I have been at rallies, marches, vigils, and demonstrations since before it started- not because I categorically oppose ALL war, ALL military, or disrespect those that sacrifice for America. I think war is a last resort, an extreme -and I do not think the case was made for THIS war.
I think that people have been courageous to stand up. Especially those I know who did it when it was not popular. It has cost people I know friends, opportunities... and yet they stood, sometimes in the company of very few.
NOW the polls are changing. NOW it is safe to question. NOW we are not accused of being unpatriotic- as often.
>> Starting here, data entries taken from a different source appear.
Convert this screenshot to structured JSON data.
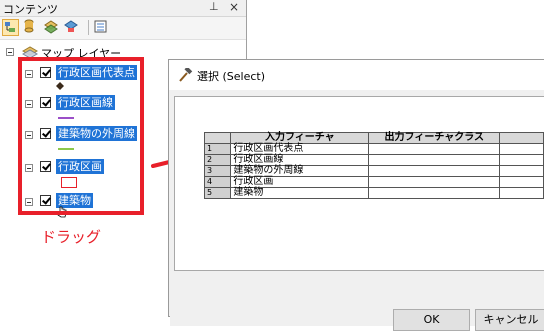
{
  "contents_pane": {
    "title": "コンテンツ",
    "pin_glyph": "⊥",
    "close_glyph": "×",
    "root_label": "マップ レイヤー",
    "layers": [
      {
        "label": "行政区画代表点",
        "symbol": "point"
      },
      {
        "label": "行政区画線",
        "symbol": "line-purple"
      },
      {
        "label": "建築物の外周線",
        "symbol": "line-green"
      },
      {
        "label": "行政区画",
        "symbol": "polygon-red"
      },
      {
        "label": "建築物",
        "symbol": "none"
      }
    ]
  },
  "annotation": {
    "drag_label": "ドラッグ",
    "highlight_color": "#e8202a"
  },
  "dialog": {
    "title": "選択 (Select)",
    "columns": [
      "入力フィーチャ",
      "出力フィーチャクラス"
    ],
    "rows": [
      {
        "num": "1",
        "input": "行政区画代表点",
        "output": ""
      },
      {
        "num": "2",
        "input": "行政区画線",
        "output": ""
      },
      {
        "num": "3",
        "input": "建築物の外周線",
        "output": ""
      },
      {
        "num": "4",
        "input": "行政区画",
        "output": ""
      },
      {
        "num": "5",
        "input": "建築物",
        "output": ""
      }
    ],
    "ok_label": "OK",
    "cancel_label": "キャンセル"
  },
  "colors": {
    "selection_blue": "#1f73d6",
    "accent_red": "#e8202a"
  }
}
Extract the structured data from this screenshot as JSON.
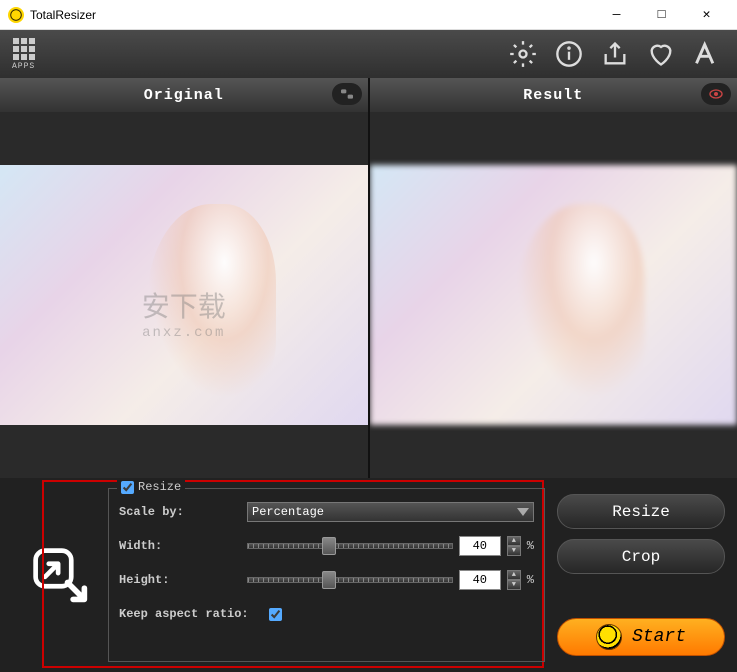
{
  "window": {
    "title": "TotalResizer",
    "min": "—",
    "max": "□",
    "close": "✕"
  },
  "toolbar": {
    "apps_label": "APPS"
  },
  "panels": {
    "original_label": "Original",
    "result_label": "Result"
  },
  "watermark": {
    "main": "安下载",
    "sub": "anxz.com"
  },
  "options": {
    "group_label": "Resize",
    "group_checked": true,
    "scale_by_label": "Scale by:",
    "scale_by_value": "Percentage",
    "width_label": "Width:",
    "width_value": "40",
    "width_unit": "%",
    "height_label": "Height:",
    "height_value": "40",
    "height_unit": "%",
    "keep_ar_label": "Keep aspect ratio:",
    "keep_ar_checked": true
  },
  "buttons": {
    "resize": "Resize",
    "crop": "Crop",
    "start": "Start"
  }
}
But how sad that we function that way.
If we could only sway the tides earlier...

Cantankerous Bitch said...

The quoted material is from a diary linked at the top of my entry.

If you're asking more generally about who's making the "exploitation" assertions, you can thank the usual suspects - O'Reilly, Malkin, Drudge, Limbaugh etc., (to say nothing of virtually all RW blogs, and lately, the American Legion, no less).
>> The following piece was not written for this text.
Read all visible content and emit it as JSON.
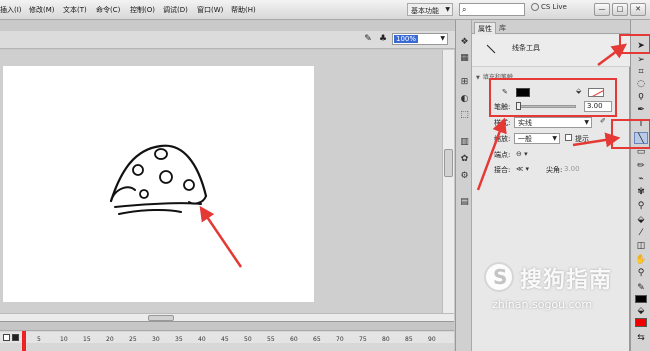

See, I don't recall a time when I wasn't accused of "Un-Americanism" & the like, and I've likewise been hollering about this Iraq fiasco since before the invasion. Fresh off the heels of 9/11, anyone that questioned the wisdom of the invasion immediately had their patriotism disparaged (at least in the circles I debated in), such that the net effect of the objection was to simply be drowned out by a vengeful opposition. Not that I blame anyone for their post-WTC blood lust, of course. However, to watch that lust turned on anyone even remotely skeptical of Bush was (and continues) to be sickening. I think the same people that were protesting then are protesting now; it's just that the safety-in-numbers crystallization point that Sheehan has provided is something the media finally deemed it worthy to pay attention to.
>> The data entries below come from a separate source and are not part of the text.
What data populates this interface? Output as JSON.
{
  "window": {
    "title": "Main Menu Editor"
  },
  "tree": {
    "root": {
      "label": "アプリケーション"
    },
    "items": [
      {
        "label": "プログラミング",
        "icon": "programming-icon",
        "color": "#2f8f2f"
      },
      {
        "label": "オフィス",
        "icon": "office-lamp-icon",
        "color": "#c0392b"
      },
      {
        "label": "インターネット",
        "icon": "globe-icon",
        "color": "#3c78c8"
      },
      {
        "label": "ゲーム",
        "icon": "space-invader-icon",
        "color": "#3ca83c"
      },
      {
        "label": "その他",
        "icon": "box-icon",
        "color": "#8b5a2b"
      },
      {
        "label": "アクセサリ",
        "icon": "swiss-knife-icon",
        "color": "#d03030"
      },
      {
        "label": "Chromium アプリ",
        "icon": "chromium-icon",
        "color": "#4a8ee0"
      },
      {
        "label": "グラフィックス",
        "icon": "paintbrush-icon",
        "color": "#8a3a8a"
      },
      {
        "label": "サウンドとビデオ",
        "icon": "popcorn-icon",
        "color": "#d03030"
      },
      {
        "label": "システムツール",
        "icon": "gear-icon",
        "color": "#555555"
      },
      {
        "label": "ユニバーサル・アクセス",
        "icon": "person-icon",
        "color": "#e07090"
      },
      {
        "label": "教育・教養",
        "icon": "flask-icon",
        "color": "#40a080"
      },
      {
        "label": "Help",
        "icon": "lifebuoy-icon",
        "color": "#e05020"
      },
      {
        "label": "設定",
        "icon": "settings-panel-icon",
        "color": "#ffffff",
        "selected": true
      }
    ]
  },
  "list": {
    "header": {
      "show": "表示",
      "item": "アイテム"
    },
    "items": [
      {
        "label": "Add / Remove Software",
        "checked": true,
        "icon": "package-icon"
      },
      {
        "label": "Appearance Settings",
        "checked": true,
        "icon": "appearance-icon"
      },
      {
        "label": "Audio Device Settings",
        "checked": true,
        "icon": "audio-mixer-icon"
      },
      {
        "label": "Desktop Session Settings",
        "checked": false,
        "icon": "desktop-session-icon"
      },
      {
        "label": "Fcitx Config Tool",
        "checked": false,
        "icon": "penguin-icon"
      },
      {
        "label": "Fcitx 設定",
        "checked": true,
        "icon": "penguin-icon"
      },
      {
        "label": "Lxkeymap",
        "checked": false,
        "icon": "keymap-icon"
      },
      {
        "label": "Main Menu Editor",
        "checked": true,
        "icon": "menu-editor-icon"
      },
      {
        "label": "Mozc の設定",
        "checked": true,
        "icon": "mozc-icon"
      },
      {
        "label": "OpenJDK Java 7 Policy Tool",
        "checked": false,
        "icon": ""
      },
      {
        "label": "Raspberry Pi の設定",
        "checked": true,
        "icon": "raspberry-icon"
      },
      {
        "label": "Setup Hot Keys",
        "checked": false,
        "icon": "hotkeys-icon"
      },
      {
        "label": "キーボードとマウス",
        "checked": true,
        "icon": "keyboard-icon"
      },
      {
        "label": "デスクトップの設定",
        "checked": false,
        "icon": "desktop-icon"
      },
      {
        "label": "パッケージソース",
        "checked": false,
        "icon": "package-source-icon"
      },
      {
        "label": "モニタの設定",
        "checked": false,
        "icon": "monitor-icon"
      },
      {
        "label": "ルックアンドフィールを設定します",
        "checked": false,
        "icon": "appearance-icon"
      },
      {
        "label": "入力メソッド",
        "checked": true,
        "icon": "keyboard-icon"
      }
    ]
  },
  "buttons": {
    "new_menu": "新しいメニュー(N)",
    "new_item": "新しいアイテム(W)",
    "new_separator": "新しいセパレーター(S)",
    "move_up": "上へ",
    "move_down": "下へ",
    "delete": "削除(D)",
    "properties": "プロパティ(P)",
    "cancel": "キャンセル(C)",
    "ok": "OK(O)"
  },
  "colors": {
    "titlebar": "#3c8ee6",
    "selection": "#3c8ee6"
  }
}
Lily said...

Just wanted to be clear, not that its difficult to find criticism of Sheehan or her supporters, from the usual big mouths...
Safety in numbers, indeed... part of why I feel it is important to speak up, even when society makes it difficult or there is a price to pay. In some cases, our openness emboldens others who are in silent agreement. Ever go to a party where one person is going on in front of a group about (insert topic or choose: racism, welfare mothers, nuking mecca, yankees vs. red sox) and everyone is silent, then you state your opposing view and suddenly, people are talking and less afraid to challenge? Childish, but human. This is what we DO. I think that it is clearly valuable to make our statements, even when we think it does not matter or our neighbors will shun us or we will have terrible consequences. As OP once pointed out, there is a time and place and circumstantial comfort levels with being any cause's sacrificial lamb... I agree there. For Sheehan, it was her time and place and it helped people realize that military moms can speak out, and opt not to participate in the ruse of nobility. Many soldiers themselves do not agree with THIS particular cause. But they gambled their lives on faith in our government. Even though this does not fit the bill for "heroic life giving" for some, they are stuck. That is pretty tragic.